*** Dataset records ***

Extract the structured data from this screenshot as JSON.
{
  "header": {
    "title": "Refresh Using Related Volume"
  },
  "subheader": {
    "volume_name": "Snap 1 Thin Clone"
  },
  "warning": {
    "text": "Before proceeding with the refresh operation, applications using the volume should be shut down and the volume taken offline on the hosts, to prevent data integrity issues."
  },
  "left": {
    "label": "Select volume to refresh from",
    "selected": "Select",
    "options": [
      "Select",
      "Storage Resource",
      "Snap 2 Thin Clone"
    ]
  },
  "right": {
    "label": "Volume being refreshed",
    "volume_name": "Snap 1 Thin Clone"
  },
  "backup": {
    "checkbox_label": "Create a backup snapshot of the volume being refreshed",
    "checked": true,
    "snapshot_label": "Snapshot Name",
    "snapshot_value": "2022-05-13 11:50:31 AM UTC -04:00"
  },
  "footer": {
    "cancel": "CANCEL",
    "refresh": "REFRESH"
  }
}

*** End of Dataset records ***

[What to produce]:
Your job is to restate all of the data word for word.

[Exercise response]:
Extract the structured data from this screenshot as JSON.
{
  "header": {
    "title": "Refresh Using Related Volume"
  },
  "subheader": {
    "volume_name": "Snap 1 Thin Clone"
  },
  "warning": {
    "text": "Before proceeding with the refresh operation, applications using the volume should be shut down and the volume taken offline on the hosts, to prevent data integrity issues."
  },
  "left": {
    "label": "Select volume to refresh from",
    "selected": "Select",
    "options": [
      "Select",
      "Storage Resource",
      "Snap 2 Thin Clone"
    ]
  },
  "right": {
    "label": "Volume being refreshed",
    "volume_name": "Snap 1 Thin Clone"
  },
  "backup": {
    "checkbox_label": "Create a backup snapshot of the volume being refreshed",
    "checked": true,
    "snapshot_label": "Snapshot Name",
    "snapshot_value": "2022-05-13 11:50:31 AM UTC -04:00"
  },
  "footer": {
    "cancel": "CANCEL",
    "refresh": "REFRESH"
  }
}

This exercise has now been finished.